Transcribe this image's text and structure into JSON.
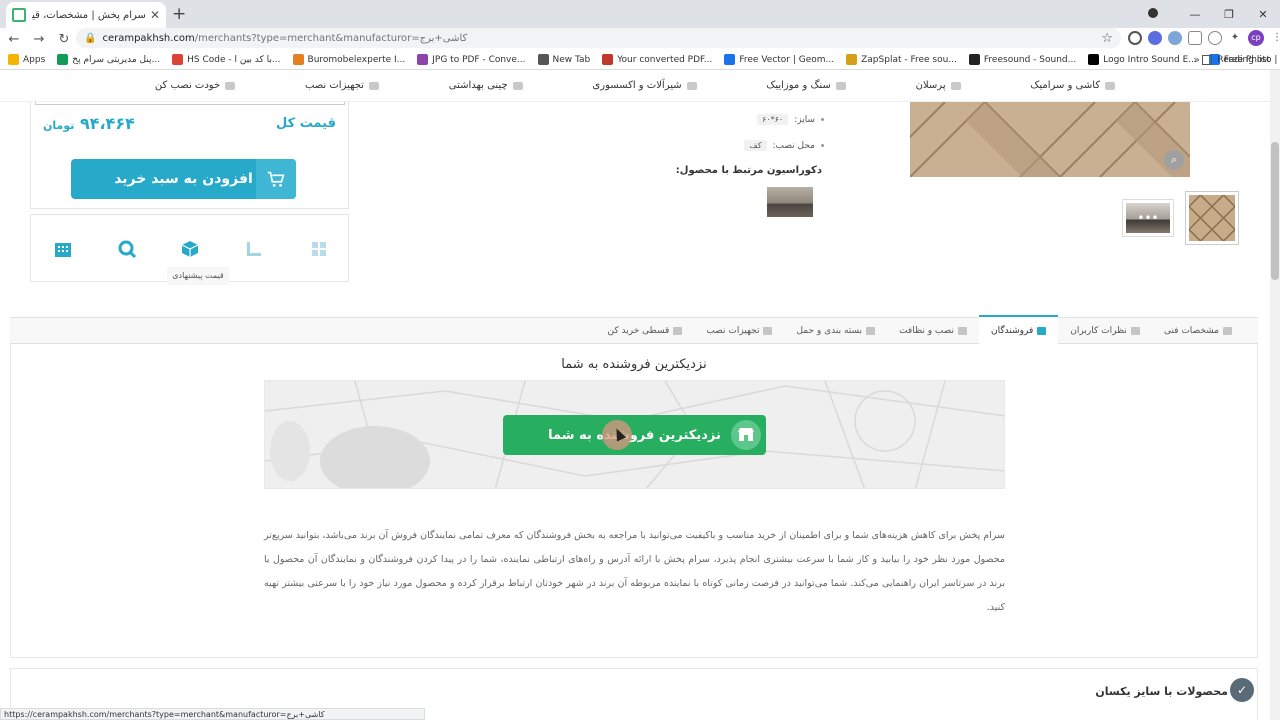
{
  "browser": {
    "tab_title": "سرام پخش | مشخصات، قیمت و خر",
    "url_host": "cerampakhsh.com",
    "url_path": "/merchants?type=merchant&manufacturor=کاشی+برج",
    "bookmarks": [
      {
        "label": "Apps",
        "color": "#f4b400"
      },
      {
        "label": "پنل مدیریتی سرام پخ...",
        "color": "#0f9d58"
      },
      {
        "label": "HS Code - با کد بین ا...",
        "color": "#db4437"
      },
      {
        "label": "Buromobelexperte I...",
        "color": "#e67e22"
      },
      {
        "label": "JPG to PDF - Conve...",
        "color": "#8e44ad"
      },
      {
        "label": "New Tab",
        "color": "#555555"
      },
      {
        "label": "Your converted PDF...",
        "color": "#c0392b"
      },
      {
        "label": "Free Vector | Geom...",
        "color": "#1a73e8"
      },
      {
        "label": "ZapSplat - Free sou...",
        "color": "#d4a017"
      },
      {
        "label": "Freesound - Sound...",
        "color": "#222222"
      },
      {
        "label": "Logo Intro Sound E...",
        "color": "#000000"
      },
      {
        "label": "Free Photo | Minim...",
        "color": "#1a73e8"
      }
    ],
    "reading_list": "Reading list",
    "avatar_initials": "cp",
    "status_url": "https://cerampakhsh.com/merchants?type=merchant&manufacturor=کاشی+برج"
  },
  "site_nav": [
    "کاشی و سرامیک",
    "پرسلان",
    "سنگ و موزاییک",
    "شیرآلات و اکسسوری",
    "چینی بهداشتی",
    "تجهیزات نصب",
    "خودت نصب کن"
  ],
  "price_box": {
    "label": "قیمت کل",
    "value": "۹۴،۴۶۴",
    "currency": "تومان",
    "add_to_cart": "افزودن به سبد خرید",
    "tooltip": "قیمت پیشنهادی"
  },
  "product": {
    "size_label": "سایز:",
    "size_value": "۶۰*۶۰",
    "place_label": "محل نصب:",
    "place_value": "کف",
    "deco_title": "دکوراسیون مرتبط با محصول:"
  },
  "tabs": [
    {
      "label": "مشخصات فنی",
      "active": false
    },
    {
      "label": "نظرات کاربران",
      "active": false
    },
    {
      "label": "فروشندگان",
      "active": true
    },
    {
      "label": "نصب و نظافت",
      "active": false
    },
    {
      "label": "بسته بندی و حمل",
      "active": false
    },
    {
      "label": "تجهیزات نصب",
      "active": false
    },
    {
      "label": "قسطی خرید کن",
      "active": false
    }
  ],
  "merchants": {
    "title": "نزدیکترین فروشنده به شما",
    "button": "نزدیکترین فروشنده به شما",
    "description": "سرام پخش برای کاهش هزینه‌های شما و برای اطمینان از خرید مناسب و باکیفیت می‌توانید با مراجعه به بخش فروشندگان که معرف تمامی نمایندگان فروش آن برند می‌باشد، بتوانید سریع‌تر محصول مورد نظر خود را بیابید و کار شما با سرعت بیشتری انجام پذیرد، سرام پخش با ارائه آدرس و راه‌های ارتباطی نماینده، شما را در پیدا کردن فروشندگان و نمایندگان آن محصول یا برند در سرتاسر ایران راهنمایی می‌کند. شما می‌توانید در فرصت زمانی کوتاه با نماینده مربوطه آن برند در شهر خودتان ارتباط برقرار کرده و محصول مورد نیاز خود را با سرعتی بیشتر تهیه کنید."
  },
  "same_size": {
    "title": "محصولات با سایز یکسان"
  },
  "colors": {
    "accent": "#27a9c9",
    "green": "#27ae60"
  }
}
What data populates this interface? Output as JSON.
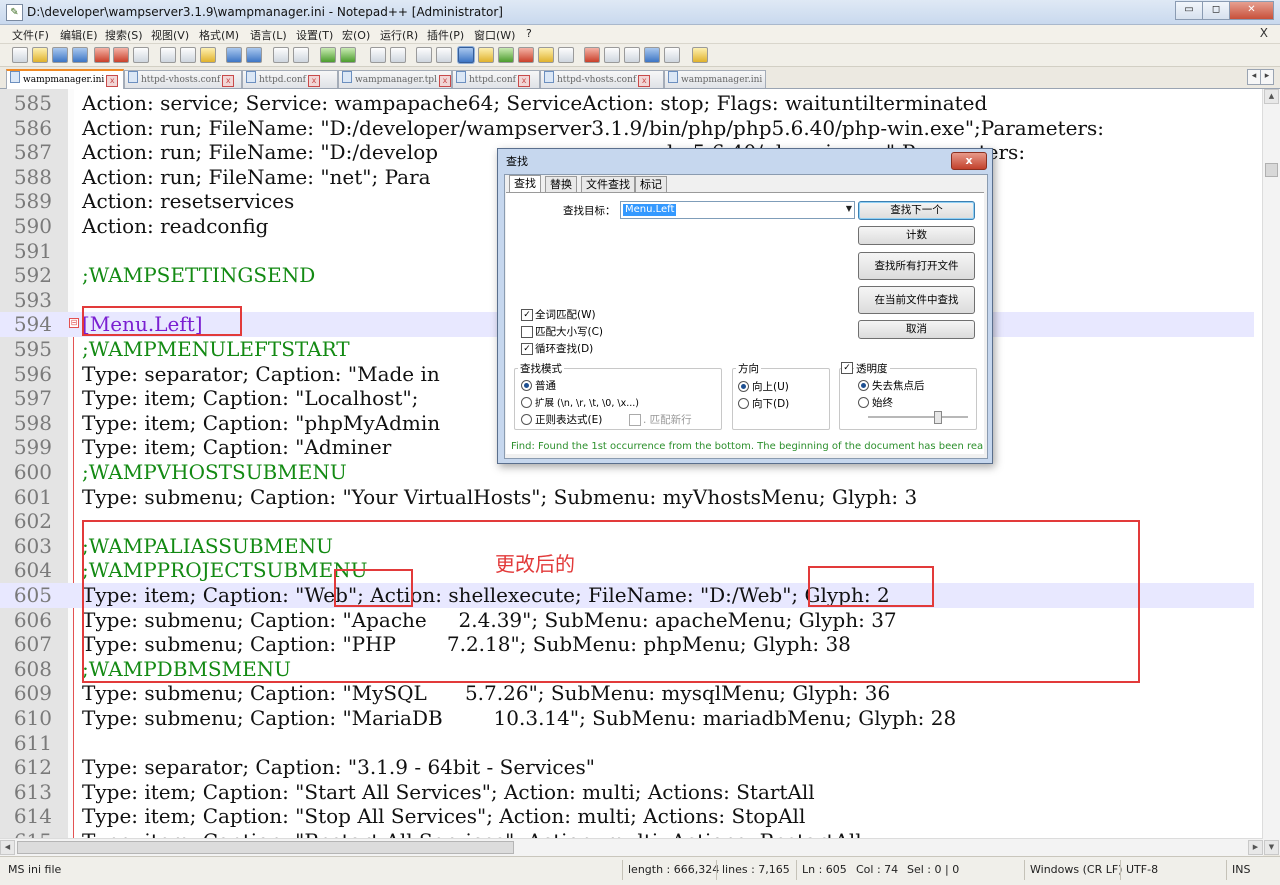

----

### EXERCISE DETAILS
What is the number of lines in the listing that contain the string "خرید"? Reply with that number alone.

### RESULT OF THE TASK
3